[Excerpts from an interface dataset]

────────────────────────────────────────

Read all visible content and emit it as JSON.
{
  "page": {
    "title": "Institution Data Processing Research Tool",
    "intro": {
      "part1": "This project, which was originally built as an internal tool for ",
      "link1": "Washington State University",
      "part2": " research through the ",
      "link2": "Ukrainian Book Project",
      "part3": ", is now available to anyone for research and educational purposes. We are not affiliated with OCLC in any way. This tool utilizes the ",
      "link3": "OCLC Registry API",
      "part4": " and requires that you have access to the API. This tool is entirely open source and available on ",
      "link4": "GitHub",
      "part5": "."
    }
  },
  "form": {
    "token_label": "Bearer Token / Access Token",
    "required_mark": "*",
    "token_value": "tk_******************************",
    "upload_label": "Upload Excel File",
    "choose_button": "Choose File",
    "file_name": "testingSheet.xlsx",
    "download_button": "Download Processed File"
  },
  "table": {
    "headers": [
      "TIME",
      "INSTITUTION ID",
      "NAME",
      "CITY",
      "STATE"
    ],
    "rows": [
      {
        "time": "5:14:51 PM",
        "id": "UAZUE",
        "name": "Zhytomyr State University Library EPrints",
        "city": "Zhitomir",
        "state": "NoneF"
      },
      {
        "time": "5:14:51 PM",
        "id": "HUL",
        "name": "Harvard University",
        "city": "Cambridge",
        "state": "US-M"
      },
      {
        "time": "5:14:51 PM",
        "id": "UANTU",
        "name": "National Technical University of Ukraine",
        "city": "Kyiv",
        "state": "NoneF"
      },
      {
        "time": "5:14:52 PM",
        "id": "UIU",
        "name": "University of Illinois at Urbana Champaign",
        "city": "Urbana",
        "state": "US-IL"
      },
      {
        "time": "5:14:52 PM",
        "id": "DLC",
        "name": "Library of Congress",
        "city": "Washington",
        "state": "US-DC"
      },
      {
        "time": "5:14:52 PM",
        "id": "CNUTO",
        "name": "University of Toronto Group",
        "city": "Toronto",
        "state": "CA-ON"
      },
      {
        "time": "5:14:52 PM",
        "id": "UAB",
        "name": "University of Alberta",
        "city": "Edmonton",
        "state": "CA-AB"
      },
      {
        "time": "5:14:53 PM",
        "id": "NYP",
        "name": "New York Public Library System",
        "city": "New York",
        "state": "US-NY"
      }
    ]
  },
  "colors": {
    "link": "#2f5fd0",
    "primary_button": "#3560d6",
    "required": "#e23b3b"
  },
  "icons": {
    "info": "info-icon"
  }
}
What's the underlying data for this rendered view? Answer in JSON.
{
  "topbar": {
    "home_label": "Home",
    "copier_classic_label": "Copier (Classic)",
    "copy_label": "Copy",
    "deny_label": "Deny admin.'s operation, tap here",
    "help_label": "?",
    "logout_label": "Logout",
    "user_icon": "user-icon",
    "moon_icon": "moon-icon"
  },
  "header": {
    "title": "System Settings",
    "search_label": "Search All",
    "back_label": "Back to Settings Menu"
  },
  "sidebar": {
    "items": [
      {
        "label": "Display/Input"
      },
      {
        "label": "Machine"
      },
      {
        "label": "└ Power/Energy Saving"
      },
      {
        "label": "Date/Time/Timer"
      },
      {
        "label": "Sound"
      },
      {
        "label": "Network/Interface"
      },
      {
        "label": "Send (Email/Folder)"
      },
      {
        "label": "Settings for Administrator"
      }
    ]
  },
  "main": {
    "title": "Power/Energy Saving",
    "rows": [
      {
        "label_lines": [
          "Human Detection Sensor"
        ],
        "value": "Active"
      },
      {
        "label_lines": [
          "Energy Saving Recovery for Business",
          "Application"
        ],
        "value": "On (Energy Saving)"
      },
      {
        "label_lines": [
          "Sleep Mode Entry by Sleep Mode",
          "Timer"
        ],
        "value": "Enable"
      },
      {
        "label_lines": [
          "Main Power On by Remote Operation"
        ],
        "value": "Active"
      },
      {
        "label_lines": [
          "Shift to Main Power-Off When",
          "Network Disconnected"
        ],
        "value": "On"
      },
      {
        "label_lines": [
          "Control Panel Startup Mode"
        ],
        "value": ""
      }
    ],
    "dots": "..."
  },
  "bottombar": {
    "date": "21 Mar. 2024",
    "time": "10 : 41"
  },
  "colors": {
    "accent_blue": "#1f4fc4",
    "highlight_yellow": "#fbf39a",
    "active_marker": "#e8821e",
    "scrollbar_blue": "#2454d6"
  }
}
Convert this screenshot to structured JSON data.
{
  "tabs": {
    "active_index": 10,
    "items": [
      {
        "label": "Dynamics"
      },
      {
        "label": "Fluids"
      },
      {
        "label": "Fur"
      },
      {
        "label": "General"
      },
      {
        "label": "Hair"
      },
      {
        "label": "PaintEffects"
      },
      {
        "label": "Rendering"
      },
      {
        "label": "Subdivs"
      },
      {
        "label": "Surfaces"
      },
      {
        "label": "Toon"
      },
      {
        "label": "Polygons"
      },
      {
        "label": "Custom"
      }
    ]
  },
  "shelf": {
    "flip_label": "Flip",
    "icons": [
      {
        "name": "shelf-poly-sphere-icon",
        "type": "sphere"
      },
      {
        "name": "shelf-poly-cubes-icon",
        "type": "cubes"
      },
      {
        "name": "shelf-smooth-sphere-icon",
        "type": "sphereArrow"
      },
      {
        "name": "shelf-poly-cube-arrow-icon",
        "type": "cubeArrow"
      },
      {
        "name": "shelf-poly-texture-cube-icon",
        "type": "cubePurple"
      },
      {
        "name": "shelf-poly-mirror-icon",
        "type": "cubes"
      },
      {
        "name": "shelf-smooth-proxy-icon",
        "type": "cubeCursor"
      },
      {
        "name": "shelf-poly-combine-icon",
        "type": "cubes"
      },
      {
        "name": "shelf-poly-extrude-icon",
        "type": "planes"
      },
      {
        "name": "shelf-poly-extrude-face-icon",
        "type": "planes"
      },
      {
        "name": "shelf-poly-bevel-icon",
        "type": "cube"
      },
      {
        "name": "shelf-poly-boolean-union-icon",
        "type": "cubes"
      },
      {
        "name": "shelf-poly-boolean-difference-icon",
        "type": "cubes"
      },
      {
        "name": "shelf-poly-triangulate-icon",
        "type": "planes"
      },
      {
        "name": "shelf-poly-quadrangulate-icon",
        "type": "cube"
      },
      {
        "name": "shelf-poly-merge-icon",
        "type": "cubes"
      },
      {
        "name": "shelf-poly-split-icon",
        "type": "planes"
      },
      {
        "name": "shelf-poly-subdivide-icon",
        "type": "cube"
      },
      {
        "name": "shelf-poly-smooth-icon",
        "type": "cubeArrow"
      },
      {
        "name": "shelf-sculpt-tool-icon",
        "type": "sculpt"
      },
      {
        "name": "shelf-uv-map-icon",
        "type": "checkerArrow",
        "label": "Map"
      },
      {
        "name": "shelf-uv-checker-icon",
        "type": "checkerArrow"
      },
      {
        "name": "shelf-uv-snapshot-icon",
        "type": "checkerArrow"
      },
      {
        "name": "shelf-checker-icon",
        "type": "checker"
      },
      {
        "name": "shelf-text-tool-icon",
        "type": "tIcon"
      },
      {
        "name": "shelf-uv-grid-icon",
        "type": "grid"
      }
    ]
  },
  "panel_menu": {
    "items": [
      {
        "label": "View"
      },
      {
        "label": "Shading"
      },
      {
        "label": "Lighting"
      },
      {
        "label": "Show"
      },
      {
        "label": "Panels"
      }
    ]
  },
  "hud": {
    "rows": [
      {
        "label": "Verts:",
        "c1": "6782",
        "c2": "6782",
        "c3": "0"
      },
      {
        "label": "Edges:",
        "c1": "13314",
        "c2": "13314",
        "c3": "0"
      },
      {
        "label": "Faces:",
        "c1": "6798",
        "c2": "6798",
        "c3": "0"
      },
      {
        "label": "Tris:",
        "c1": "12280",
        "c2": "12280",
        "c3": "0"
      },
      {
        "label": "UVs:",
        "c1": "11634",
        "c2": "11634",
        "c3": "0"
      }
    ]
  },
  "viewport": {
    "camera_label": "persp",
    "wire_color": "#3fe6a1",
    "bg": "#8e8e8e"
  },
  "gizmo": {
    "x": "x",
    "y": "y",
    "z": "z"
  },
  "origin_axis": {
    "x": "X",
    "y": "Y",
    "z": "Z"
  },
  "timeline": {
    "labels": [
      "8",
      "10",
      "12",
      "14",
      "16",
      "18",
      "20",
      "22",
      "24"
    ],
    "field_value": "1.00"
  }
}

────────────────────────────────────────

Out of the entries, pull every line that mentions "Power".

        "label": "└ Power/Energy Saving"
    "title": "Power/Energy Saving",
          "Main Power On by Remote Operation"
          "Shift to Main Power-Off When",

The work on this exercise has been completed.